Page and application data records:
────────

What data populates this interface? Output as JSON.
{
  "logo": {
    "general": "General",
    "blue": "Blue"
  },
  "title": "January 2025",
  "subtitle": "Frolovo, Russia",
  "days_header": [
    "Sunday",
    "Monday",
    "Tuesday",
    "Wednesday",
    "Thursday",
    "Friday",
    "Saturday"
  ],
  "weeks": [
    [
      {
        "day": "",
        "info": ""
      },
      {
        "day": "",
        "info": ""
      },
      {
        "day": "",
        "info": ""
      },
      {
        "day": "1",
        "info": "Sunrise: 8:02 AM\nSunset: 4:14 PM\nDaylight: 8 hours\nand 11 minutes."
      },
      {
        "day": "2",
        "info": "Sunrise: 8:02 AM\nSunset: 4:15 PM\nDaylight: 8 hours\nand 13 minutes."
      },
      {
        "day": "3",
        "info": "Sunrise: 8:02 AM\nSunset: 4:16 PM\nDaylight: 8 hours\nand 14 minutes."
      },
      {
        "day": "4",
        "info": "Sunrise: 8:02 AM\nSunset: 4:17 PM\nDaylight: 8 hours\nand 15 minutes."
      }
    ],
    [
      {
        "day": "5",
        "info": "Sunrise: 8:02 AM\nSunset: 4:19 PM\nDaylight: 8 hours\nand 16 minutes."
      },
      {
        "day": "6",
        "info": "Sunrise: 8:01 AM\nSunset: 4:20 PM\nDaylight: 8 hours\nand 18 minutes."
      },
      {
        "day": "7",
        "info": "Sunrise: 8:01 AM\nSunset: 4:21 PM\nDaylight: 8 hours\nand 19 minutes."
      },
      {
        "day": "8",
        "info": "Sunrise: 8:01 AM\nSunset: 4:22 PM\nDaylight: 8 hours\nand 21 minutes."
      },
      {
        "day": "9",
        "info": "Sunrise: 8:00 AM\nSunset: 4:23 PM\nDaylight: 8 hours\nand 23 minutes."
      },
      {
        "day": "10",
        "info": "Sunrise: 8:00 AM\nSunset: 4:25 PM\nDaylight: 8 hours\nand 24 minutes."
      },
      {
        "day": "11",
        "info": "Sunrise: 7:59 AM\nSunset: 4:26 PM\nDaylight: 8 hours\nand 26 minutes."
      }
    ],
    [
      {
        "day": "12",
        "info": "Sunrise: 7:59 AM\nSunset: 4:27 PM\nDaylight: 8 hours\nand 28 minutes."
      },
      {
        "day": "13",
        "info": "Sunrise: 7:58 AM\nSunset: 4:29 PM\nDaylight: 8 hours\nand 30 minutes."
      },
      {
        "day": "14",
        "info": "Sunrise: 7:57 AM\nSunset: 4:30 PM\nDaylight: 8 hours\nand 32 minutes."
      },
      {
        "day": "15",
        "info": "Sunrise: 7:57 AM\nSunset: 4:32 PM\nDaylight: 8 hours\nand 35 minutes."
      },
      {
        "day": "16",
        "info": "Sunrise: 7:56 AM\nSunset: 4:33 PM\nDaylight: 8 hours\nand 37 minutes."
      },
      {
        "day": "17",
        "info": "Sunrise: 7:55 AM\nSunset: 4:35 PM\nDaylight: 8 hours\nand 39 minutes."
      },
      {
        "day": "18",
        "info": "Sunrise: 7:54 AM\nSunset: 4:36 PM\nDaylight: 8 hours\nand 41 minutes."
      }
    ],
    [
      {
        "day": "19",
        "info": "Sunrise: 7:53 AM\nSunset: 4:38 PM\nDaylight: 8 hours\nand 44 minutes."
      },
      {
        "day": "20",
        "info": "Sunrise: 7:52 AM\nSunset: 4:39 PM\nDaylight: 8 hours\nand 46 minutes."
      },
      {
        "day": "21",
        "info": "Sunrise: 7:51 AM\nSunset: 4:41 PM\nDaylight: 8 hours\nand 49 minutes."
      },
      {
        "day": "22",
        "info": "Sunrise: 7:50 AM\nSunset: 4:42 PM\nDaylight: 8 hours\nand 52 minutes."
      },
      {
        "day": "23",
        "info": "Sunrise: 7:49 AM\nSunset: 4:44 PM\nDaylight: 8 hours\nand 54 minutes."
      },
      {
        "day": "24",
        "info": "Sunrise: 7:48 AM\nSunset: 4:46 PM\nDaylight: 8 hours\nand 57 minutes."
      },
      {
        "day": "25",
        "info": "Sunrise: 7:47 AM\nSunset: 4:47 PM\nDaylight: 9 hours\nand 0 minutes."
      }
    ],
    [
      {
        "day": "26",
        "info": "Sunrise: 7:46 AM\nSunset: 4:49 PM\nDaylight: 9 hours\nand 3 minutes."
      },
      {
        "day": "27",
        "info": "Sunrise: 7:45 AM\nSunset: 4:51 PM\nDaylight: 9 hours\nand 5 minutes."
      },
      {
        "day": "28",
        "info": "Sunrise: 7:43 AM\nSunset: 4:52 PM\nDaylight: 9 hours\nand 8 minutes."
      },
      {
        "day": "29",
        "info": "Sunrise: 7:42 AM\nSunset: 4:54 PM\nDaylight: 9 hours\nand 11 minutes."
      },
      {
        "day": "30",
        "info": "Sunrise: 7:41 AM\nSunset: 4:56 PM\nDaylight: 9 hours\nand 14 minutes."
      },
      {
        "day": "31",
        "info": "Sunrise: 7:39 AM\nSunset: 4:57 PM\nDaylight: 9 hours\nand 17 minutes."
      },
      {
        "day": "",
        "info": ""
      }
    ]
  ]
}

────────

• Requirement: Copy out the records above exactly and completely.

• Output:
What data populates this interface? Output as JSON.
{
  "logo": {
    "general": "General",
    "blue": "Blue"
  },
  "title": "January 2025",
  "subtitle": "Frolovo, Russia",
  "days_header": [
    "Sunday",
    "Monday",
    "Tuesday",
    "Wednesday",
    "Thursday",
    "Friday",
    "Saturday"
  ],
  "weeks": [
    [
      {
        "day": "",
        "info": ""
      },
      {
        "day": "",
        "info": ""
      },
      {
        "day": "",
        "info": ""
      },
      {
        "day": "1",
        "info": "Sunrise: 8:02 AM\nSunset: 4:14 PM\nDaylight: 8 hours\nand 11 minutes."
      },
      {
        "day": "2",
        "info": "Sunrise: 8:02 AM\nSunset: 4:15 PM\nDaylight: 8 hours\nand 13 minutes."
      },
      {
        "day": "3",
        "info": "Sunrise: 8:02 AM\nSunset: 4:16 PM\nDaylight: 8 hours\nand 14 minutes."
      },
      {
        "day": "4",
        "info": "Sunrise: 8:02 AM\nSunset: 4:17 PM\nDaylight: 8 hours\nand 15 minutes."
      }
    ],
    [
      {
        "day": "5",
        "info": "Sunrise: 8:02 AM\nSunset: 4:19 PM\nDaylight: 8 hours\nand 16 minutes."
      },
      {
        "day": "6",
        "info": "Sunrise: 8:01 AM\nSunset: 4:20 PM\nDaylight: 8 hours\nand 18 minutes."
      },
      {
        "day": "7",
        "info": "Sunrise: 8:01 AM\nSunset: 4:21 PM\nDaylight: 8 hours\nand 19 minutes."
      },
      {
        "day": "8",
        "info": "Sunrise: 8:01 AM\nSunset: 4:22 PM\nDaylight: 8 hours\nand 21 minutes."
      },
      {
        "day": "9",
        "info": "Sunrise: 8:00 AM\nSunset: 4:23 PM\nDaylight: 8 hours\nand 23 minutes."
      },
      {
        "day": "10",
        "info": "Sunrise: 8:00 AM\nSunset: 4:25 PM\nDaylight: 8 hours\nand 24 minutes."
      },
      {
        "day": "11",
        "info": "Sunrise: 7:59 AM\nSunset: 4:26 PM\nDaylight: 8 hours\nand 26 minutes."
      }
    ],
    [
      {
        "day": "12",
        "info": "Sunrise: 7:59 AM\nSunset: 4:27 PM\nDaylight: 8 hours\nand 28 minutes."
      },
      {
        "day": "13",
        "info": "Sunrise: 7:58 AM\nSunset: 4:29 PM\nDaylight: 8 hours\nand 30 minutes."
      },
      {
        "day": "14",
        "info": "Sunrise: 7:57 AM\nSunset: 4:30 PM\nDaylight: 8 hours\nand 32 minutes."
      },
      {
        "day": "15",
        "info": "Sunrise: 7:57 AM\nSunset: 4:32 PM\nDaylight: 8 hours\nand 35 minutes."
      },
      {
        "day": "16",
        "info": "Sunrise: 7:56 AM\nSunset: 4:33 PM\nDaylight: 8 hours\nand 37 minutes."
      },
      {
        "day": "17",
        "info": "Sunrise: 7:55 AM\nSunset: 4:35 PM\nDaylight: 8 hours\nand 39 minutes."
      },
      {
        "day": "18",
        "info": "Sunrise: 7:54 AM\nSunset: 4:36 PM\nDaylight: 8 hours\nand 41 minutes."
      }
    ],
    [
      {
        "day": "19",
        "info": "Sunrise: 7:53 AM\nSunset: 4:38 PM\nDaylight: 8 hours\nand 44 minutes."
      },
      {
        "day": "20",
        "info": "Sunrise: 7:52 AM\nSunset: 4:39 PM\nDaylight: 8 hours\nand 46 minutes."
      },
      {
        "day": "21",
        "info": "Sunrise: 7:51 AM\nSunset: 4:41 PM\nDaylight: 8 hours\nand 49 minutes."
      },
      {
        "day": "22",
        "info": "Sunrise: 7:50 AM\nSunset: 4:42 PM\nDaylight: 8 hours\nand 52 minutes."
      },
      {
        "day": "23",
        "info": "Sunrise: 7:49 AM\nSunset: 4:44 PM\nDaylight: 8 hours\nand 54 minutes."
      },
      {
        "day": "24",
        "info": "Sunrise: 7:48 AM\nSunset: 4:46 PM\nDaylight: 8 hours\nand 57 minutes."
      },
      {
        "day": "25",
        "info": "Sunrise: 7:47 AM\nSunset: 4:47 PM\nDaylight: 9 hours\nand 0 minutes."
      }
    ],
    [
      {
        "day": "26",
        "info": "Sunrise: 7:46 AM\nSunset: 4:49 PM\nDaylight: 9 hours\nand 3 minutes."
      },
      {
        "day": "27",
        "info": "Sunrise: 7:45 AM\nSunset: 4:51 PM\nDaylight: 9 hours\nand 5 minutes."
      },
      {
        "day": "28",
        "info": "Sunrise: 7:43 AM\nSunset: 4:52 PM\nDaylight: 9 hours\nand 8 minutes."
      },
      {
        "day": "29",
        "info": "Sunrise: 7:42 AM\nSunset: 4:54 PM\nDaylight: 9 hours\nand 11 minutes."
      },
      {
        "day": "30",
        "info": "Sunrise: 7:41 AM\nSunset: 4:56 PM\nDaylight: 9 hours\nand 14 minutes."
      },
      {
        "day": "31",
        "info": "Sunrise: 7:39 AM\nSunset: 4:57 PM\nDaylight: 9 hours\nand 17 minutes."
      },
      {
        "day": "",
        "info": ""
      }
    ]
  ]
}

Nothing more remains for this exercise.